cemetery sisters namur oakOakwood Cemetery has a section for the Sisters of St. Mary of Namur.

ignatius st pat stone laid 10-15-88 dmnMeanwhile, on October 14, 1888 the cornerstone for a new church building was laid in the 1200 block of Throckmorton Street. The new church would stand just a few feet north of the old St. Stanislaus church. Among the stone masons working on the building was Andrew Gilchrist. The architect again was J. J. Kane. Clip is from the October 15 Dallas Morning News.

ignatius st pat dedicated 7-11-92 dmnAlmost four years after the cornerstone was laid, on July 10, 1892 the new church was dedicated. The church was named “St. Patrick” by vote of the largely Irish congregation. Clip is from the July 11 Dallas Morning News.

ignatius guyor dead 8-3-07 teleFather Guyot, born in 1845, died on August 3, 1907 and is interred in a crypt in the church basement.
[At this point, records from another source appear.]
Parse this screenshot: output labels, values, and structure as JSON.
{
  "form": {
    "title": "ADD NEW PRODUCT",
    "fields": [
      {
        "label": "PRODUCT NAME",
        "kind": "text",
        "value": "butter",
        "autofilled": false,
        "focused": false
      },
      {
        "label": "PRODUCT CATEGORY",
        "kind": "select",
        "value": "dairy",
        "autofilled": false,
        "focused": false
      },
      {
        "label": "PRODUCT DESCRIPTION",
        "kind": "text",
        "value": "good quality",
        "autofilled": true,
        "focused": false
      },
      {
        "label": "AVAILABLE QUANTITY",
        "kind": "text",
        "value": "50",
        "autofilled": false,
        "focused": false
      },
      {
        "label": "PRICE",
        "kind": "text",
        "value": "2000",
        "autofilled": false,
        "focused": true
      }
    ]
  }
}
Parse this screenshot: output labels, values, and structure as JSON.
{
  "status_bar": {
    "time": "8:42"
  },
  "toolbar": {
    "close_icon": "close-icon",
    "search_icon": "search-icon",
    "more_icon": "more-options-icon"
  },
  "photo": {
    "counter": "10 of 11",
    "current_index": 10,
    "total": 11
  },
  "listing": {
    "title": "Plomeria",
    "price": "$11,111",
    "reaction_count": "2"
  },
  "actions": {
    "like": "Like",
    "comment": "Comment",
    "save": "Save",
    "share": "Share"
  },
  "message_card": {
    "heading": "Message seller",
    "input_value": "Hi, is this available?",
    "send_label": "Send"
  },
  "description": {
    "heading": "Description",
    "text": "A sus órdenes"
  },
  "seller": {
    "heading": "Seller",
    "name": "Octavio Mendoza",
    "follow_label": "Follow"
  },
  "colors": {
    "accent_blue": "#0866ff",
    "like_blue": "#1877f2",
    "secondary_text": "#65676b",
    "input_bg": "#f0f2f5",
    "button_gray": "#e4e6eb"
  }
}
Clip is from the August 3 Telegram.

ignatius 1891 american publishing coThis detail of an 1891 bird’s-eye-view map by American Publishing Company shows St. Ignatius Academy on the left and St. Patrick Church on the right. What? You say there is something “not right” about that depiction of St. Patrick’s? Indeed. The building was still under construction in 1891, but the map projects how the church was expected to look when complete: crowned by twin bell towers. Those towers were never built.

st pat not finishedThis 1893 map labels the towers “not finished.”

ignatius spires 8-4-07 teleBut this sketch and caption from the August 4, 1907 Telegram indicate that even into the twentieth century the congregation of St. Patrick’s had not forgotten about those twin towers.

ig and patSt. Ignatius and St. Patrick in Greater Fort Worth (1907).

Some views of St. Ignatius, St. Patrick, and the rectory:

1880s st. ignatiuswindow st ignatius

gilchrist st pat

church st pat's insideface patrickbells st patrick bellsdoor handle st pat with handglass st. pat'sporch st. pat rectoryThe 1908 rectory stands where the 1876 St. Stanislaus Church had stood.

Posts About Religion

This entry was posted in Architecture, Bricks and Martyr, Cities of the Dead, Downtown, Downtown, All Around, Rock Solid. Bookmark the permalink.

4 Responses to The Saints of Throckmorton Street: Stanislaus, Ignatius, Mary, and Patrick

  1. Susan McCaskill says:

    I enjoy reading your articles. They teach me a lot about old Fort Worth.
    Once in a while I share them on a Fort Worth history page on Facebook.

  2. Ramiro Garza says:

    Hi Mike, great article. Love the pictures. There was a time, not sure why because mom was a member of a very small church in Poly, that she and I would go to St. Patrick’s. Thanks for posting.

Leave a Reply

Your email address will not be published. Required fields are marked *